Please copy each line of the listing that includes the string "title".

- [Given records]:
================================
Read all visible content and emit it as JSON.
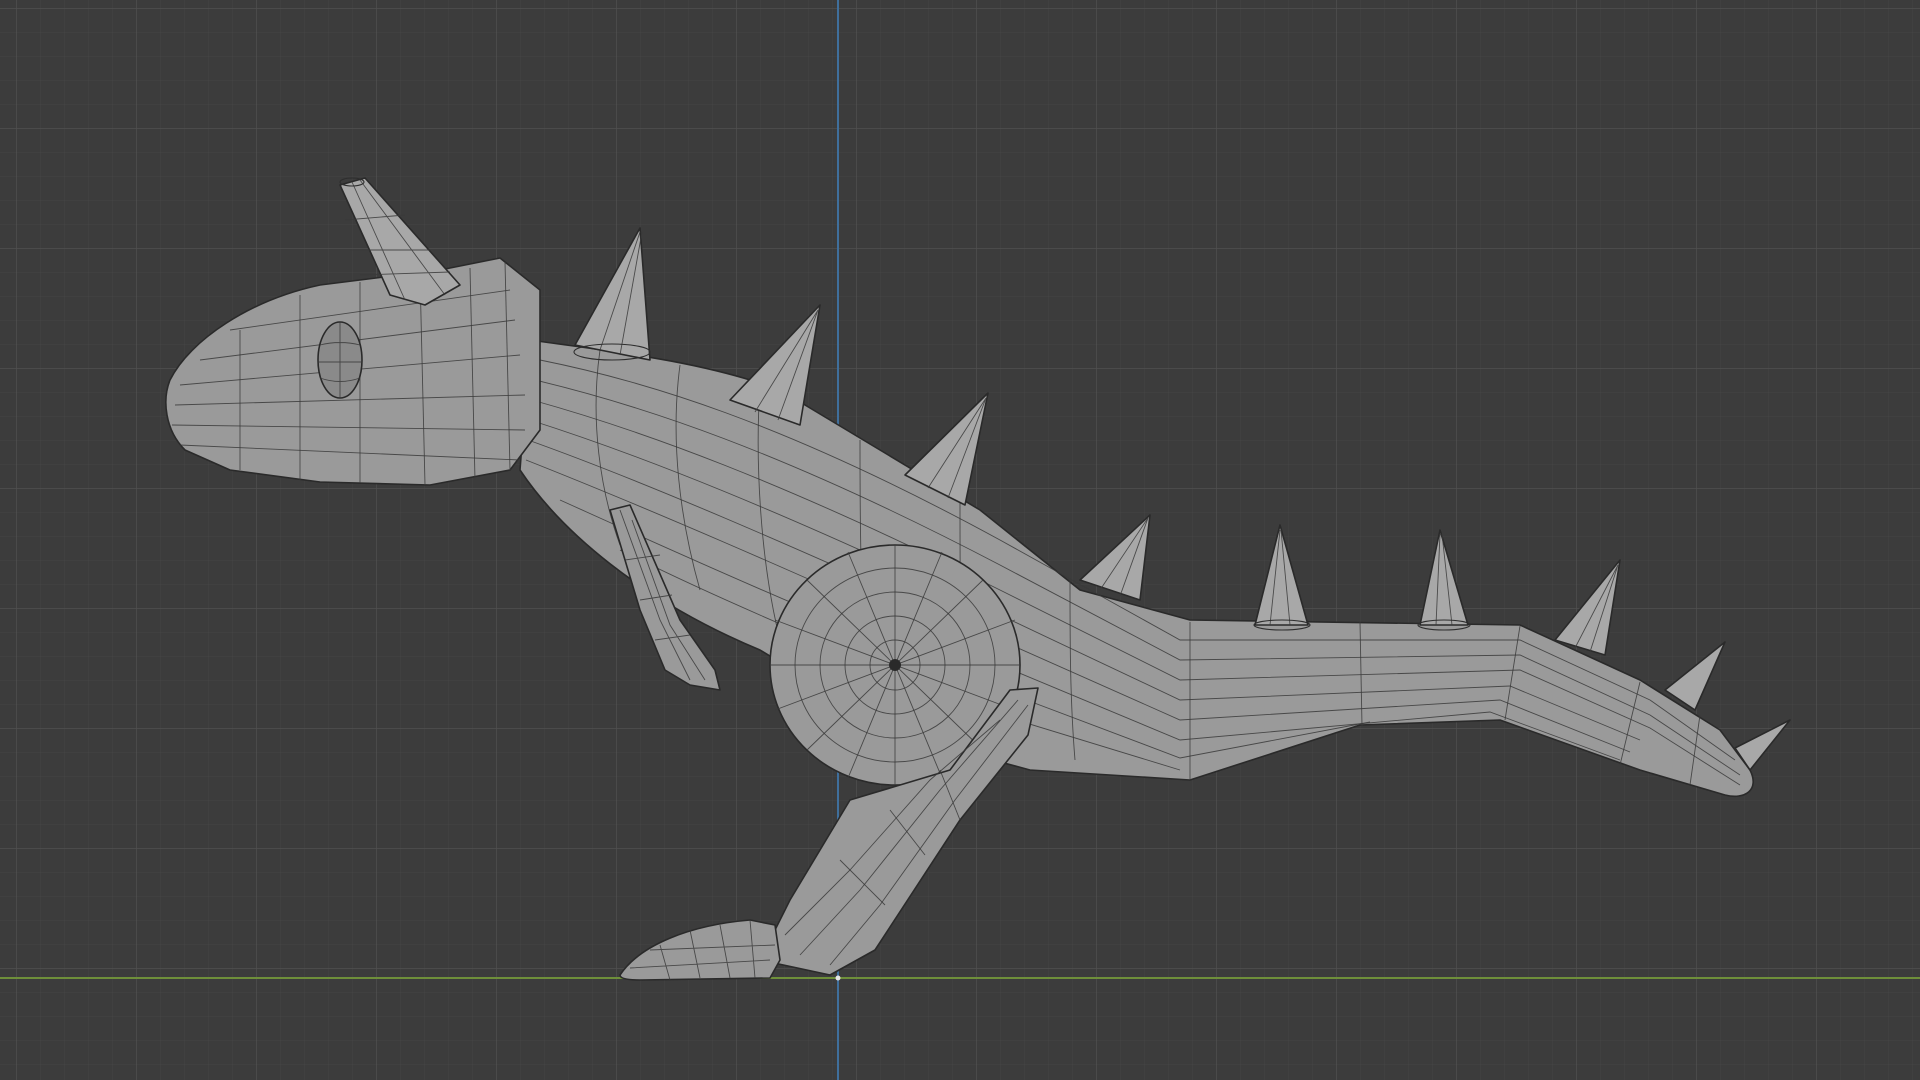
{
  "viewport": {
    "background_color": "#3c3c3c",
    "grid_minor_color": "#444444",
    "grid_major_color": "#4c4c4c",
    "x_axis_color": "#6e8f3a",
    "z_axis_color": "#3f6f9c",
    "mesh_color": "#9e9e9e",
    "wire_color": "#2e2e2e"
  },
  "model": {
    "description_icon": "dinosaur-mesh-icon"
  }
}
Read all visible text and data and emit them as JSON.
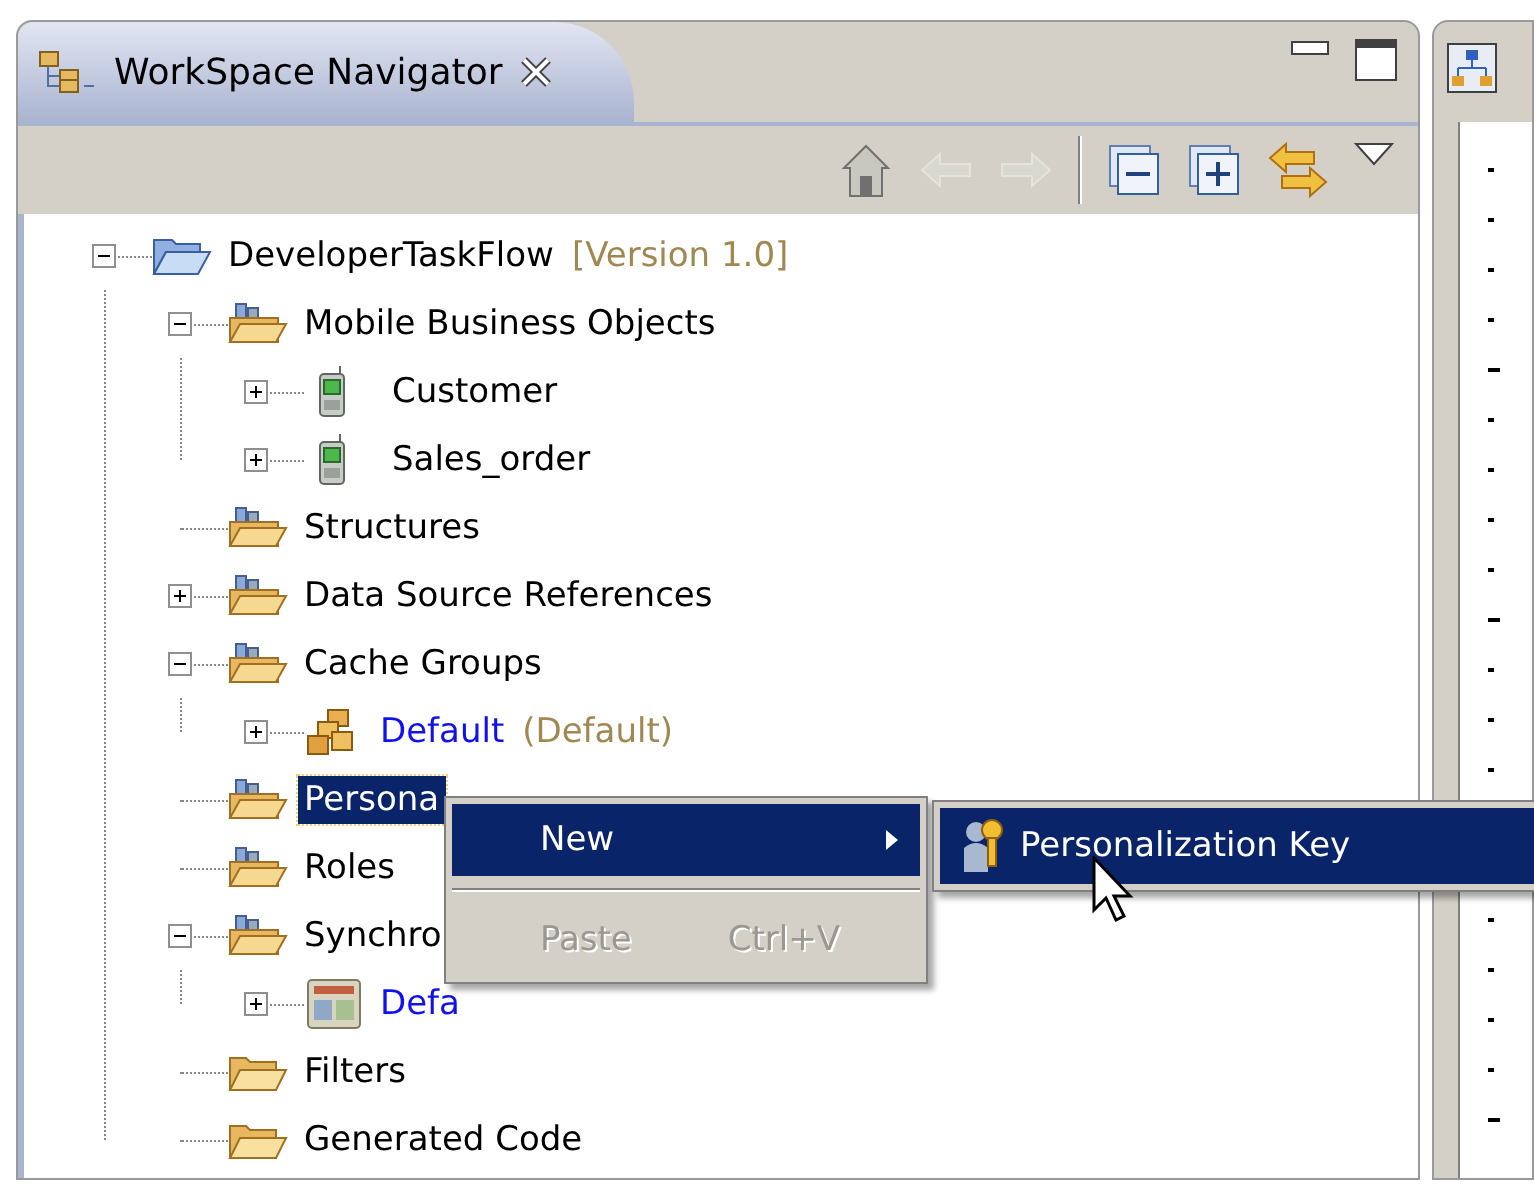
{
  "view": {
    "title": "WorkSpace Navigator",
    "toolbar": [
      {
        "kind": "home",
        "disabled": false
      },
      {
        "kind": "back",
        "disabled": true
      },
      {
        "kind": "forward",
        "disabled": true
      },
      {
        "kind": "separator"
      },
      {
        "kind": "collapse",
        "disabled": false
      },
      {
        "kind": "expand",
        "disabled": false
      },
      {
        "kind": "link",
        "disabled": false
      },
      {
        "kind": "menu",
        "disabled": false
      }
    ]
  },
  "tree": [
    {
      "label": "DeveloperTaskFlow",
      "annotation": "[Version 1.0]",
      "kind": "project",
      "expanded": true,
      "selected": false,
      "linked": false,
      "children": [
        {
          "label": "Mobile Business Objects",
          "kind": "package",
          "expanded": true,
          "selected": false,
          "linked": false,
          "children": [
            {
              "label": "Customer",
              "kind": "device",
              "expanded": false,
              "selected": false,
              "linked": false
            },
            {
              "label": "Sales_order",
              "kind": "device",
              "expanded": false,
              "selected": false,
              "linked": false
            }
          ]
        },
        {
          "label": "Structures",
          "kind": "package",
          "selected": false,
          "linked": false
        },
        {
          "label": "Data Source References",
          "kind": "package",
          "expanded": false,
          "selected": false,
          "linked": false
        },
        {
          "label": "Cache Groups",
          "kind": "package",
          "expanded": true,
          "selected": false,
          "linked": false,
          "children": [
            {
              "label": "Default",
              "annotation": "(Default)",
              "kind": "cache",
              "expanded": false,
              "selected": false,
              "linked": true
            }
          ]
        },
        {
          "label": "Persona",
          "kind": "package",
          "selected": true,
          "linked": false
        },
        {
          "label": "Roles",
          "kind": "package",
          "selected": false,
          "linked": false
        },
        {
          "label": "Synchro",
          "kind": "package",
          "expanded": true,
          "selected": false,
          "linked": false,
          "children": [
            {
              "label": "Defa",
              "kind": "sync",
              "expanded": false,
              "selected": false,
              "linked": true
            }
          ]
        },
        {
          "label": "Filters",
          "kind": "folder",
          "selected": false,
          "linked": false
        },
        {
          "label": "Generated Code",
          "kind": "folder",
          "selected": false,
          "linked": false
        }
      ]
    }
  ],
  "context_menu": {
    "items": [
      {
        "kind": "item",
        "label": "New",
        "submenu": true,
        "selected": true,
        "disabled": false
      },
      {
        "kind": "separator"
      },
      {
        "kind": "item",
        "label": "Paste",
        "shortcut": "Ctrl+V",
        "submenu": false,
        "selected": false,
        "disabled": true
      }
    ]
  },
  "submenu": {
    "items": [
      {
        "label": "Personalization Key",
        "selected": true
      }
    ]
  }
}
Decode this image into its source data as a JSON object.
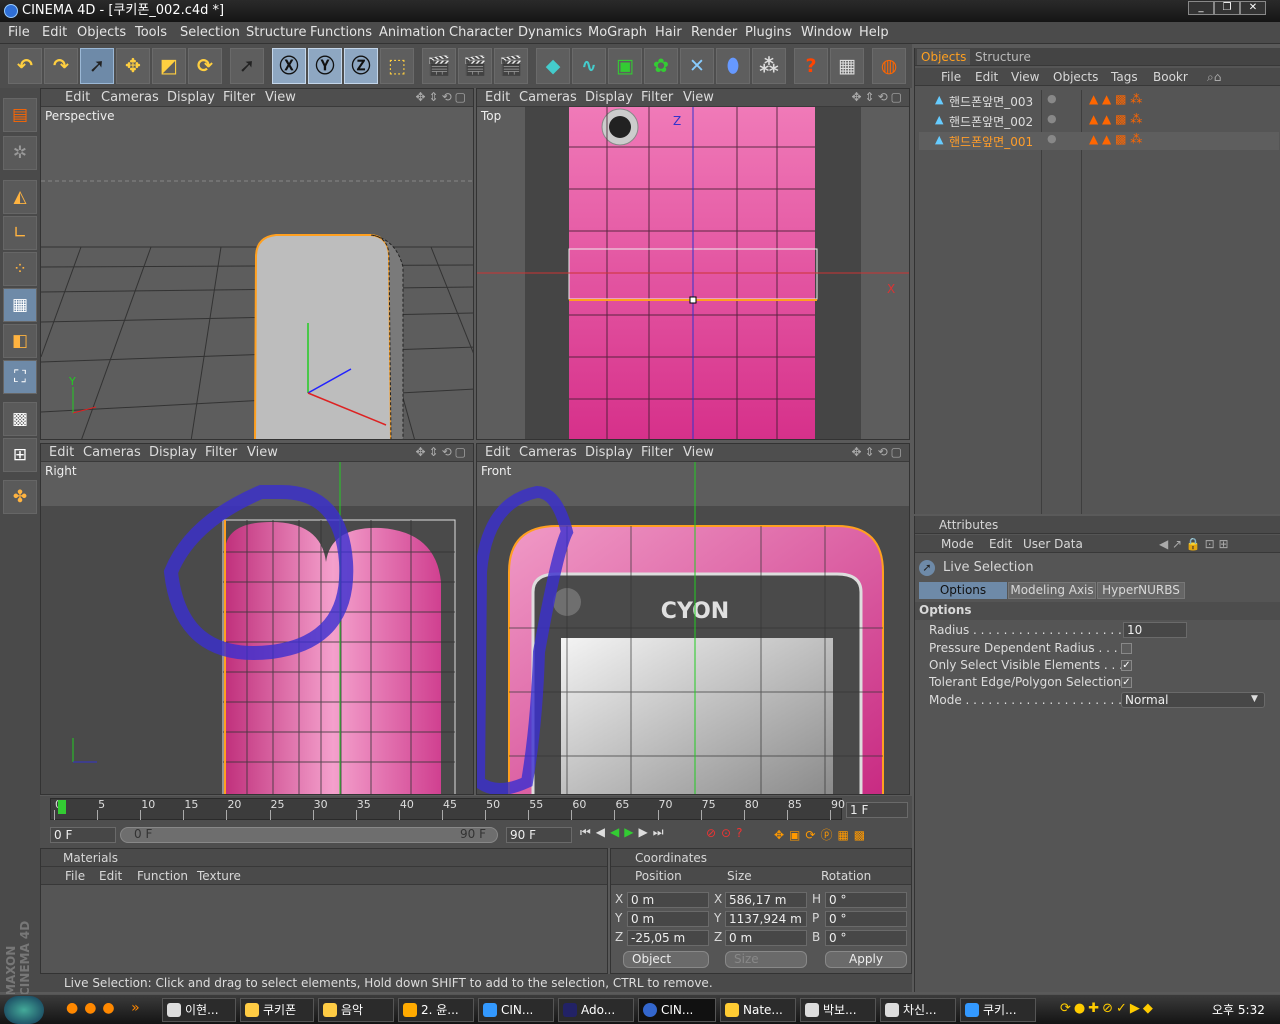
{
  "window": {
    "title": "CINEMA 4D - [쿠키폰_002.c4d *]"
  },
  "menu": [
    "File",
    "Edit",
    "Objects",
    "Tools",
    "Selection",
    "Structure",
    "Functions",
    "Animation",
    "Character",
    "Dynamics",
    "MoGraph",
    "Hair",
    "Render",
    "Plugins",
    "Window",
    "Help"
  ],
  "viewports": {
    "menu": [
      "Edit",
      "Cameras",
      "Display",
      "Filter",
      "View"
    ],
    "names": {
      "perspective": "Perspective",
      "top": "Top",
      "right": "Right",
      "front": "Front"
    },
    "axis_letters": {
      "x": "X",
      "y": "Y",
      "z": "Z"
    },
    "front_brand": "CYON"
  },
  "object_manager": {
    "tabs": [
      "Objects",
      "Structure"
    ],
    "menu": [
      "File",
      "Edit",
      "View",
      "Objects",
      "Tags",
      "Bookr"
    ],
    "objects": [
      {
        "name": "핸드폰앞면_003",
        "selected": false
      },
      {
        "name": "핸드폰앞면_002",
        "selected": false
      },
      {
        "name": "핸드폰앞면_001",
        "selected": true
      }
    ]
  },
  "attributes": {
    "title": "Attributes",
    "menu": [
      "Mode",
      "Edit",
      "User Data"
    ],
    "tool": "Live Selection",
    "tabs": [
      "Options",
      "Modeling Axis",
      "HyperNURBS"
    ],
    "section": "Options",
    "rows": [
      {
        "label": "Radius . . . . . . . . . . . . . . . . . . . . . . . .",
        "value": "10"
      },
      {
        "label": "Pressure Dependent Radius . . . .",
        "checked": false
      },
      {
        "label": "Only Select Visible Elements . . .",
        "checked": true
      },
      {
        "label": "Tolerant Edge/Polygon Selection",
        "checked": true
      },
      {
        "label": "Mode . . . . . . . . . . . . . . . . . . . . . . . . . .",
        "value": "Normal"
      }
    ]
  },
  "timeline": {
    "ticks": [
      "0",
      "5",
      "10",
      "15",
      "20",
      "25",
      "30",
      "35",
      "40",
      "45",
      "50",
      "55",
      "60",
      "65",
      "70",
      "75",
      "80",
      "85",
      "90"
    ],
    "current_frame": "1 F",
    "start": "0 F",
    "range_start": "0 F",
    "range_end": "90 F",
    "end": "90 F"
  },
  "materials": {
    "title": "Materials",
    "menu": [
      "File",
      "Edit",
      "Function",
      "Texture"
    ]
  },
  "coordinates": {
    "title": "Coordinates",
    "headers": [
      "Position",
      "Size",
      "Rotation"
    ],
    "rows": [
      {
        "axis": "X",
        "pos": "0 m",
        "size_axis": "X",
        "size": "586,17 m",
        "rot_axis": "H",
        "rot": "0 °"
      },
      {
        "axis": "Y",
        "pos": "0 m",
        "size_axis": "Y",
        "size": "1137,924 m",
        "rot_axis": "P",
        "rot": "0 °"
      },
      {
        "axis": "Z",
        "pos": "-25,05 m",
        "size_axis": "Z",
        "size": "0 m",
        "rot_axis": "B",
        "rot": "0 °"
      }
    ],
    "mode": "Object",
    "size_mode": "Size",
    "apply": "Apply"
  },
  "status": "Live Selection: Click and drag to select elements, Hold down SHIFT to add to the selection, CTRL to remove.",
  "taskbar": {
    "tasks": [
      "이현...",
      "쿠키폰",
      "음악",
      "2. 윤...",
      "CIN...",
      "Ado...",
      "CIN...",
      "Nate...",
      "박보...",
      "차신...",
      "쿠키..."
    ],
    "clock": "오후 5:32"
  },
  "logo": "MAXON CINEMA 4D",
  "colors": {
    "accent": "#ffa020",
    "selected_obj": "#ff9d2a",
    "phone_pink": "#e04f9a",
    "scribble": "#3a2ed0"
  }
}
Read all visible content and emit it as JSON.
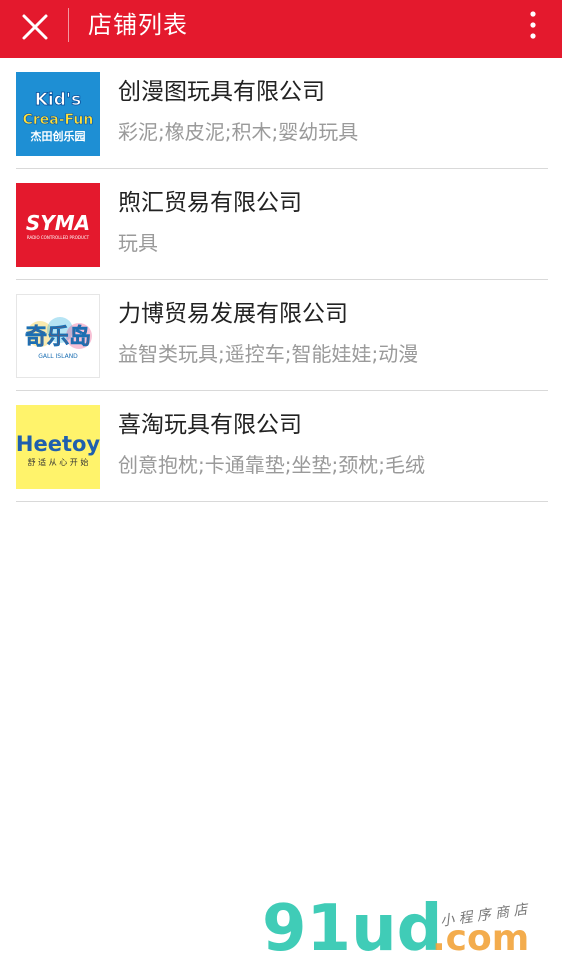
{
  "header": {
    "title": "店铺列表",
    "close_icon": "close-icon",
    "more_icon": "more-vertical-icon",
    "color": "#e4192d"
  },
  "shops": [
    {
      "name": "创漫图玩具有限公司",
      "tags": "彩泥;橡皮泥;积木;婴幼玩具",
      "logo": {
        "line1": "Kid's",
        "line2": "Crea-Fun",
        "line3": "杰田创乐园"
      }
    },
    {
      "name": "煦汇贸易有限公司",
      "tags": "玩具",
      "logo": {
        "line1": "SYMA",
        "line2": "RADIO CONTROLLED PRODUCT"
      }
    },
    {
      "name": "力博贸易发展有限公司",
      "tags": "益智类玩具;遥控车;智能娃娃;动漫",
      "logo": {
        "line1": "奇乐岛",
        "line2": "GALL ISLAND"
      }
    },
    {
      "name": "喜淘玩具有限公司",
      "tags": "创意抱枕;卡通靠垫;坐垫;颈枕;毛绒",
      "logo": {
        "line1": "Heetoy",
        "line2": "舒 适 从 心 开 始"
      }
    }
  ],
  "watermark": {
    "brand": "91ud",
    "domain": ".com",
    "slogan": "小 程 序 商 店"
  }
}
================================
- [Answer section]:
    "title": "WorkSpace Navigator",
    "title": "CINEMA 4D - [쿠키폰_002.c4d *]"
    "title": "Attributes",
    "title": "Materials",
    "title": "Coordinates",
    "title": "店铺列表",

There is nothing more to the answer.